A Christian’s worst enemy

  • Sumo

A Christian’s worst enemy is usually another Christian.

By this, I don’t mean sinful gossip or slander. Nor have I in mind deliberate violent action. I have in mind the casual put-down, the conversational mockery, the throw-away snub.

Here’s one that’s typical. It’s modified to highlight the standard pattern, and because the original source is irrelevant.

While most Christians stay silent about [real social problem], [cultural identity] doesn’t.

[Real social problem] might be: poverty, mental health, racism, ecology, trade injustice, etc.
[Cultural identity] can be: an author, an NGO, a different religion, schools, etc.

The pattern is all over the place. I’ve seen it in Christian publication, book reviews, blogs, guest speaker introductions, magazines and probably a dozen places I will never remember.

And I hate it.

Why? So many reasons! (Time for that famous blog format – a list.)

  1. It’s smug
    ‘I’m not like all those other Christians – I see the problem.’
  2. It’s slander
    Unless, of course, you have some reason to show that the church was overwhelmingly different from society (different in a bad way). If you are an expert, shoot live rounds. If you really don’t know, then hold fire
  3. It hates what God loves
    If Revelation shows us anything about human organisations, it’s that the church survives while all other forces die. And the church survives with joy and beauty. The wedding supper of the lamb (Revelation 19:6-9) has a guest list to die for – Jesus did and his followers continue to
  4. It lacks faith
    When I search my life – and yours too! – as well as look at churches, I remain unimpressed. Such a mess we make… Yet the bride of Revelation 19 is dressed in white linen for good works. These works are given by and empowered by God. God promises to complete his work of making a holy people. Do we trust our sight or his promise, our own power or his Spirit?
  5. It’s such casual hatred
    If you hate Christians, at least be honest. Rant and rave and express the outrage at whatever sins we’ve committed. Or be fair dinkum like some of the atheist opponents of all things ‘god.’ Please don’t fall for the casual, ‘Yeah, Christians are mostly losers’

Who knows the effect of such regular casual put-downs? This way of speaking of fellow Christians surely cannot spur us to Christ-imitating self-sacrificial love for God’s children. I can’t see it moving us to lay down our lives for the brothers (1 John 3:16).
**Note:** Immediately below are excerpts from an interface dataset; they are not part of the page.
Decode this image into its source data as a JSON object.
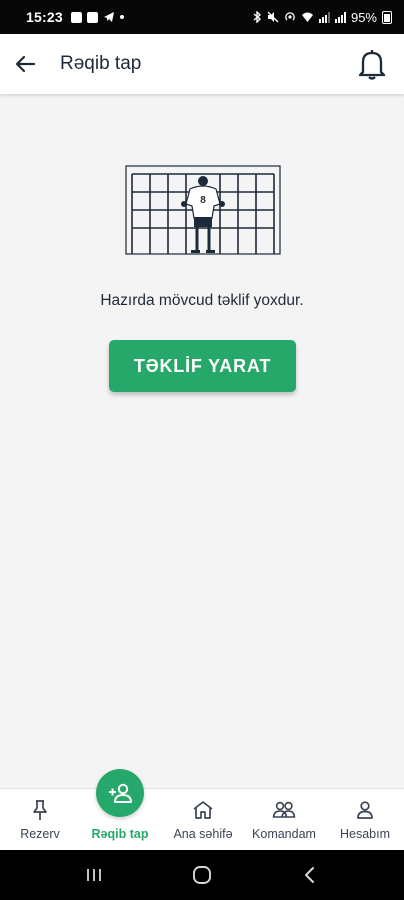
{
  "status_bar": {
    "time": "15:23",
    "battery_text": "95%"
  },
  "app_bar": {
    "title": "Rəqib tap"
  },
  "empty_state": {
    "illustration_number": "8",
    "message": "Hazırda mövcud təklif yoxdur.",
    "button_label": "TƏKLİF YARAT"
  },
  "bottom_nav": {
    "items": [
      {
        "label": "Rezerv",
        "icon": "pin-icon"
      },
      {
        "label": "Rəqib tap",
        "icon": "add-person-icon",
        "active": true
      },
      {
        "label": "Ana səhifə",
        "icon": "home-icon"
      },
      {
        "label": "Komandam",
        "icon": "team-icon"
      },
      {
        "label": "Hesabım",
        "icon": "person-icon"
      }
    ]
  },
  "colors": {
    "accent": "#27a86b",
    "text": "#1d2a3a",
    "background": "#f4f4f4"
  }
}
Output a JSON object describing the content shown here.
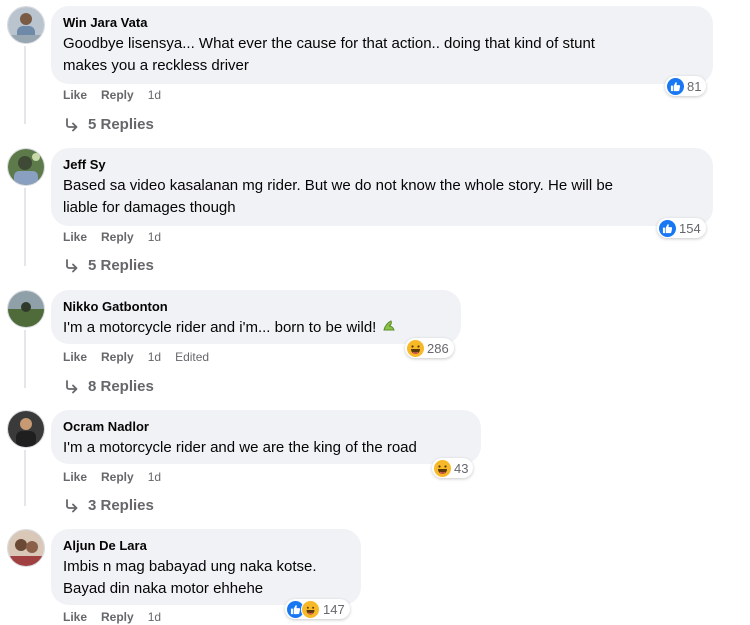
{
  "comments": [
    {
      "author": "Win Jara Vata",
      "text_lines": [
        "Goodbye lisensya... What ever the cause for that action.. doing that kind of stunt",
        "makes you a reckless driver"
      ],
      "reactions": {
        "icons": [
          "like-icon"
        ],
        "count": "81"
      },
      "actions": {
        "like": "Like",
        "reply": "Reply",
        "time": "1d"
      },
      "replies_label": "5 Replies"
    },
    {
      "author": "Jeff Sy",
      "text_lines": [
        "Based sa video kasalanan mg rider. But we do not know the whole story. He will be",
        "liable for damages though"
      ],
      "reactions": {
        "icons": [
          "like-icon"
        ],
        "count": "154"
      },
      "actions": {
        "like": "Like",
        "reply": "Reply",
        "time": "1d"
      },
      "replies_label": "5 Replies"
    },
    {
      "author": "Nikko Gatbonton",
      "text_lines": [
        "I'm a motorcycle rider and i'm... born to be wild!"
      ],
      "reactions": {
        "icons": [
          "haha-icon"
        ],
        "count": "286"
      },
      "actions": {
        "like": "Like",
        "reply": "Reply",
        "time": "1d",
        "edited": "Edited"
      },
      "replies_label": "8 Replies"
    },
    {
      "author": "Ocram Nadlor",
      "text_lines": [
        "I'm a motorcycle rider and we are the king of the road"
      ],
      "reactions": {
        "icons": [
          "haha-icon"
        ],
        "count": "43"
      },
      "actions": {
        "like": "Like",
        "reply": "Reply",
        "time": "1d"
      },
      "replies_label": "3 Replies"
    },
    {
      "author": "Aljun De Lara",
      "text_lines": [
        "Imbis n mag babayad ung naka kotse.",
        "Bayad din naka motor ehhehe"
      ],
      "reactions": {
        "icons": [
          "like-icon",
          "haha-icon"
        ],
        "count": "147"
      },
      "actions": {
        "like": "Like",
        "reply": "Reply",
        "time": "1d"
      }
    }
  ],
  "colors": {
    "bubble": "#f0f2f5",
    "like_blue": "#1877f2",
    "haha_yellow": "#f7b928",
    "secondary_text": "#65676b"
  }
}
So, the testing question for author and reader: how do you speak of God’s people?